=== Section Start ===

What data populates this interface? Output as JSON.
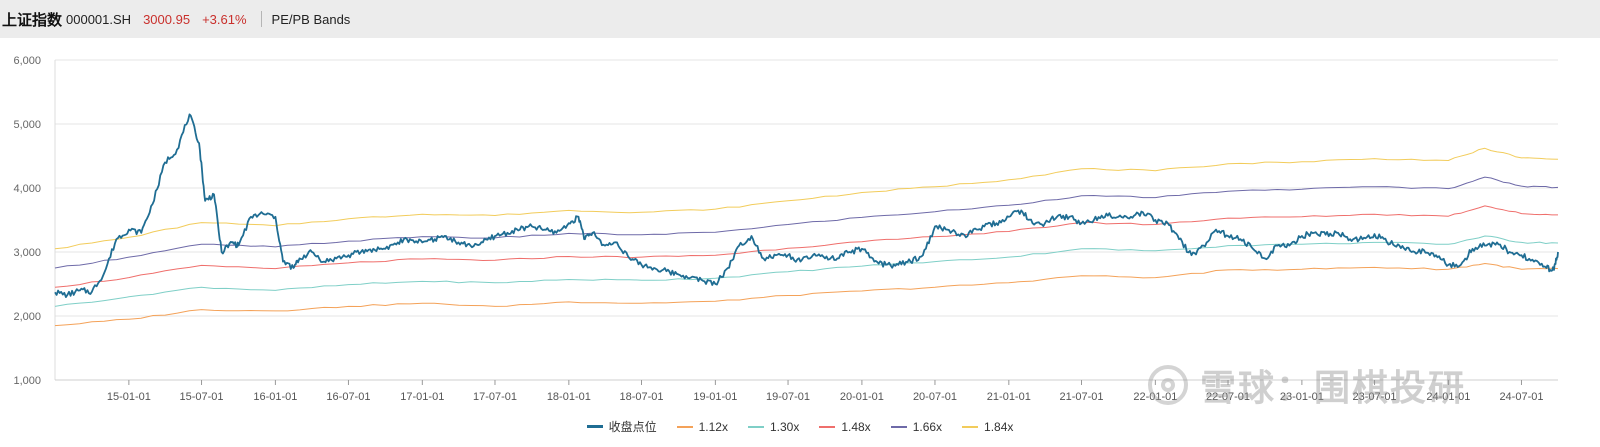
{
  "header": {
    "index_name": "上证指数",
    "index_code": "000001.SH",
    "price": "3000.95",
    "change": "+3.61%",
    "chart_title": "PE/PB Bands"
  },
  "watermark": {
    "text": "雪球：围棋投研"
  },
  "chart_data": {
    "type": "line",
    "title": "",
    "xlabel": "",
    "ylabel": "",
    "ylim": [
      1000,
      6000
    ],
    "yticks": [
      1000,
      2000,
      3000,
      4000,
      5000,
      6000
    ],
    "ytick_labels": [
      "1,000",
      "2,000",
      "3,000",
      "4,000",
      "5,000",
      "6,000"
    ],
    "x_start": "2014-07",
    "x_end": "2024-09",
    "xtick_labels": [
      "15-01-01",
      "15-07-01",
      "16-01-01",
      "16-07-01",
      "17-01-01",
      "17-07-01",
      "18-01-01",
      "18-07-01",
      "19-01-01",
      "19-07-01",
      "20-01-01",
      "20-07-01",
      "21-01-01",
      "21-07-01",
      "22-01-01",
      "22-07-01",
      "23-01-01",
      "23-07-01",
      "24-01-01",
      "24-07-01"
    ],
    "grid": true,
    "legend_position": "bottom",
    "series": [
      {
        "name": "收盘点位",
        "color": "#1f6d93",
        "points": [
          [
            "2014-07-01",
            2370
          ],
          [
            "2014-08-01",
            2330
          ],
          [
            "2014-09-01",
            2400
          ],
          [
            "2014-10-01",
            2380
          ],
          [
            "2014-11-01",
            2680
          ],
          [
            "2014-12-01",
            3200
          ],
          [
            "2015-01-01",
            3350
          ],
          [
            "2015-02-01",
            3300
          ],
          [
            "2015-03-01",
            3750
          ],
          [
            "2015-04-01",
            4400
          ],
          [
            "2015-05-01",
            4600
          ],
          [
            "2015-06-01",
            5150
          ],
          [
            "2015-06-25",
            4700
          ],
          [
            "2015-07-10",
            3800
          ],
          [
            "2015-08-01",
            3900
          ],
          [
            "2015-08-20",
            3000
          ],
          [
            "2015-09-15",
            3150
          ],
          [
            "2015-10-01",
            3100
          ],
          [
            "2015-11-01",
            3550
          ],
          [
            "2015-12-01",
            3600
          ],
          [
            "2016-01-01",
            3550
          ],
          [
            "2016-01-20",
            2850
          ],
          [
            "2016-02-15",
            2750
          ],
          [
            "2016-03-01",
            2900
          ],
          [
            "2016-04-01",
            3000
          ],
          [
            "2016-05-01",
            2850
          ],
          [
            "2016-06-01",
            2900
          ],
          [
            "2016-07-01",
            2950
          ],
          [
            "2016-08-01",
            3000
          ],
          [
            "2016-09-01",
            3050
          ],
          [
            "2016-10-01",
            3050
          ],
          [
            "2016-11-01",
            3150
          ],
          [
            "2016-12-01",
            3200
          ],
          [
            "2017-01-01",
            3150
          ],
          [
            "2017-02-01",
            3200
          ],
          [
            "2017-03-01",
            3250
          ],
          [
            "2017-04-01",
            3150
          ],
          [
            "2017-05-01",
            3100
          ],
          [
            "2017-06-01",
            3150
          ],
          [
            "2017-07-01",
            3250
          ],
          [
            "2017-08-01",
            3300
          ],
          [
            "2017-09-01",
            3350
          ],
          [
            "2017-10-01",
            3400
          ],
          [
            "2017-11-01",
            3350
          ],
          [
            "2017-12-01",
            3300
          ],
          [
            "2018-01-01",
            3450
          ],
          [
            "2018-01-25",
            3550
          ],
          [
            "2018-02-10",
            3200
          ],
          [
            "2018-03-01",
            3300
          ],
          [
            "2018-04-01",
            3100
          ],
          [
            "2018-05-01",
            3150
          ],
          [
            "2018-06-01",
            2900
          ],
          [
            "2018-07-01",
            2800
          ],
          [
            "2018-08-01",
            2750
          ],
          [
            "2018-09-01",
            2700
          ],
          [
            "2018-10-01",
            2650
          ],
          [
            "2018-11-01",
            2600
          ],
          [
            "2018-12-01",
            2550
          ],
          [
            "2019-01-01",
            2500
          ],
          [
            "2019-02-01",
            2750
          ],
          [
            "2019-03-01",
            3100
          ],
          [
            "2019-04-01",
            3250
          ],
          [
            "2019-05-01",
            2900
          ],
          [
            "2019-06-01",
            2950
          ],
          [
            "2019-07-01",
            2950
          ],
          [
            "2019-08-01",
            2850
          ],
          [
            "2019-09-01",
            2950
          ],
          [
            "2019-10-01",
            2900
          ],
          [
            "2019-11-01",
            2900
          ],
          [
            "2019-12-01",
            3000
          ],
          [
            "2020-01-01",
            3050
          ],
          [
            "2020-02-01",
            2850
          ],
          [
            "2020-03-01",
            2800
          ],
          [
            "2020-04-01",
            2800
          ],
          [
            "2020-05-01",
            2850
          ],
          [
            "2020-06-01",
            2950
          ],
          [
            "2020-07-01",
            3400
          ],
          [
            "2020-08-01",
            3350
          ],
          [
            "2020-09-01",
            3250
          ],
          [
            "2020-10-01",
            3300
          ],
          [
            "2020-11-01",
            3400
          ],
          [
            "2020-12-01",
            3450
          ],
          [
            "2021-01-01",
            3550
          ],
          [
            "2021-02-01",
            3650
          ],
          [
            "2021-03-01",
            3450
          ],
          [
            "2021-04-01",
            3450
          ],
          [
            "2021-05-01",
            3550
          ],
          [
            "2021-06-01",
            3550
          ],
          [
            "2021-07-01",
            3450
          ],
          [
            "2021-08-01",
            3500
          ],
          [
            "2021-09-01",
            3600
          ],
          [
            "2021-10-01",
            3550
          ],
          [
            "2021-11-01",
            3550
          ],
          [
            "2021-12-01",
            3620
          ],
          [
            "2022-01-01",
            3500
          ],
          [
            "2022-02-01",
            3450
          ],
          [
            "2022-03-01",
            3200
          ],
          [
            "2022-04-01",
            2950
          ],
          [
            "2022-05-01",
            3100
          ],
          [
            "2022-06-01",
            3350
          ],
          [
            "2022-07-01",
            3250
          ],
          [
            "2022-08-01",
            3200
          ],
          [
            "2022-09-01",
            3050
          ],
          [
            "2022-10-01",
            2900
          ],
          [
            "2022-11-01",
            3100
          ],
          [
            "2022-12-01",
            3100
          ],
          [
            "2023-01-01",
            3250
          ],
          [
            "2023-02-01",
            3300
          ],
          [
            "2023-03-01",
            3270
          ],
          [
            "2023-04-01",
            3300
          ],
          [
            "2023-05-01",
            3200
          ],
          [
            "2023-06-01",
            3200
          ],
          [
            "2023-07-01",
            3280
          ],
          [
            "2023-08-01",
            3150
          ],
          [
            "2023-09-01",
            3100
          ],
          [
            "2023-10-01",
            3000
          ],
          [
            "2023-11-01",
            3030
          ],
          [
            "2023-12-01",
            2950
          ],
          [
            "2024-01-01",
            2800
          ],
          [
            "2024-02-01",
            2800
          ],
          [
            "2024-03-01",
            3050
          ],
          [
            "2024-04-01",
            3100
          ],
          [
            "2024-05-01",
            3150
          ],
          [
            "2024-06-01",
            3000
          ],
          [
            "2024-07-01",
            2950
          ],
          [
            "2024-08-01",
            2850
          ],
          [
            "2024-09-01",
            2750
          ],
          [
            "2024-09-20",
            2720
          ],
          [
            "2024-09-30",
            3000
          ]
        ]
      },
      {
        "name": "1.12x",
        "color": "#f4a259",
        "points": [
          [
            "2014-07-01",
            1850
          ],
          [
            "2015-01-01",
            1950
          ],
          [
            "2015-07-01",
            2100
          ],
          [
            "2016-01-01",
            2080
          ],
          [
            "2016-07-01",
            2150
          ],
          [
            "2017-01-01",
            2200
          ],
          [
            "2017-07-01",
            2150
          ],
          [
            "2018-01-01",
            2220
          ],
          [
            "2018-07-01",
            2200
          ],
          [
            "2019-01-01",
            2230
          ],
          [
            "2019-07-01",
            2320
          ],
          [
            "2020-01-01",
            2390
          ],
          [
            "2020-07-01",
            2450
          ],
          [
            "2021-01-01",
            2520
          ],
          [
            "2021-07-01",
            2630
          ],
          [
            "2022-01-01",
            2600
          ],
          [
            "2022-07-01",
            2720
          ],
          [
            "2023-01-01",
            2730
          ],
          [
            "2023-07-01",
            2760
          ],
          [
            "2024-01-01",
            2730
          ],
          [
            "2024-04-01",
            2820
          ],
          [
            "2024-07-01",
            2730
          ],
          [
            "2024-09-30",
            2740
          ]
        ]
      },
      {
        "name": "1.30x",
        "color": "#7fcfc7",
        "points": [
          [
            "2014-07-01",
            2150
          ],
          [
            "2015-01-01",
            2300
          ],
          [
            "2015-07-01",
            2450
          ],
          [
            "2016-01-01",
            2400
          ],
          [
            "2016-07-01",
            2490
          ],
          [
            "2017-01-01",
            2540
          ],
          [
            "2017-07-01",
            2520
          ],
          [
            "2018-01-01",
            2570
          ],
          [
            "2018-07-01",
            2560
          ],
          [
            "2019-01-01",
            2590
          ],
          [
            "2019-07-01",
            2690
          ],
          [
            "2020-01-01",
            2780
          ],
          [
            "2020-07-01",
            2850
          ],
          [
            "2021-01-01",
            2920
          ],
          [
            "2021-07-01",
            3050
          ],
          [
            "2022-01-01",
            3020
          ],
          [
            "2022-07-01",
            3100
          ],
          [
            "2023-01-01",
            3120
          ],
          [
            "2023-07-01",
            3150
          ],
          [
            "2024-01-01",
            3120
          ],
          [
            "2024-04-01",
            3250
          ],
          [
            "2024-07-01",
            3150
          ],
          [
            "2024-09-30",
            3140
          ]
        ]
      },
      {
        "name": "1.48x",
        "color": "#ef6f6c",
        "points": [
          [
            "2014-07-01",
            2450
          ],
          [
            "2015-01-01",
            2600
          ],
          [
            "2015-07-01",
            2790
          ],
          [
            "2016-01-01",
            2740
          ],
          [
            "2016-07-01",
            2830
          ],
          [
            "2017-01-01",
            2890
          ],
          [
            "2017-07-01",
            2870
          ],
          [
            "2018-01-01",
            2930
          ],
          [
            "2018-07-01",
            2920
          ],
          [
            "2019-01-01",
            2950
          ],
          [
            "2019-07-01",
            3060
          ],
          [
            "2020-01-01",
            3160
          ],
          [
            "2020-07-01",
            3240
          ],
          [
            "2021-01-01",
            3320
          ],
          [
            "2021-07-01",
            3460
          ],
          [
            "2022-01-01",
            3430
          ],
          [
            "2022-07-01",
            3530
          ],
          [
            "2023-01-01",
            3550
          ],
          [
            "2023-07-01",
            3590
          ],
          [
            "2024-01-01",
            3560
          ],
          [
            "2024-04-01",
            3720
          ],
          [
            "2024-07-01",
            3600
          ],
          [
            "2024-09-30",
            3580
          ]
        ]
      },
      {
        "name": "1.66x",
        "color": "#6e6aa8",
        "points": [
          [
            "2014-07-01",
            2750
          ],
          [
            "2015-01-01",
            2920
          ],
          [
            "2015-07-01",
            3120
          ],
          [
            "2016-01-01",
            3080
          ],
          [
            "2016-07-01",
            3170
          ],
          [
            "2017-01-01",
            3240
          ],
          [
            "2017-07-01",
            3220
          ],
          [
            "2018-01-01",
            3290
          ],
          [
            "2018-07-01",
            3270
          ],
          [
            "2019-01-01",
            3310
          ],
          [
            "2019-07-01",
            3430
          ],
          [
            "2020-01-01",
            3540
          ],
          [
            "2020-07-01",
            3630
          ],
          [
            "2021-01-01",
            3730
          ],
          [
            "2021-07-01",
            3880
          ],
          [
            "2022-01-01",
            3850
          ],
          [
            "2022-07-01",
            3950
          ],
          [
            "2023-01-01",
            3980
          ],
          [
            "2023-07-01",
            4020
          ],
          [
            "2024-01-01",
            3990
          ],
          [
            "2024-04-01",
            4170
          ],
          [
            "2024-07-01",
            4030
          ],
          [
            "2024-09-30",
            4010
          ]
        ]
      },
      {
        "name": "1.84x",
        "color": "#f2cc5b",
        "points": [
          [
            "2014-07-01",
            3050
          ],
          [
            "2015-01-01",
            3230
          ],
          [
            "2015-07-01",
            3460
          ],
          [
            "2016-01-01",
            3410
          ],
          [
            "2016-07-01",
            3520
          ],
          [
            "2017-01-01",
            3590
          ],
          [
            "2017-07-01",
            3570
          ],
          [
            "2018-01-01",
            3650
          ],
          [
            "2018-07-01",
            3620
          ],
          [
            "2019-01-01",
            3670
          ],
          [
            "2019-07-01",
            3800
          ],
          [
            "2020-01-01",
            3930
          ],
          [
            "2020-07-01",
            4020
          ],
          [
            "2021-01-01",
            4130
          ],
          [
            "2021-07-01",
            4300
          ],
          [
            "2022-01-01",
            4270
          ],
          [
            "2022-07-01",
            4380
          ],
          [
            "2023-01-01",
            4410
          ],
          [
            "2023-07-01",
            4460
          ],
          [
            "2024-01-01",
            4430
          ],
          [
            "2024-04-01",
            4620
          ],
          [
            "2024-07-01",
            4470
          ],
          [
            "2024-09-30",
            4450
          ]
        ]
      }
    ]
  }
}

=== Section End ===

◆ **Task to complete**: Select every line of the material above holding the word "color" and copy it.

◆ **Task result**:
        "color": "#1f6d93",
        "color": "#f4a259",
        "color": "#7fcfc7",
        "color": "#ef6f6c",
        "color": "#6e6aa8",
        "color": "#f2cc5b",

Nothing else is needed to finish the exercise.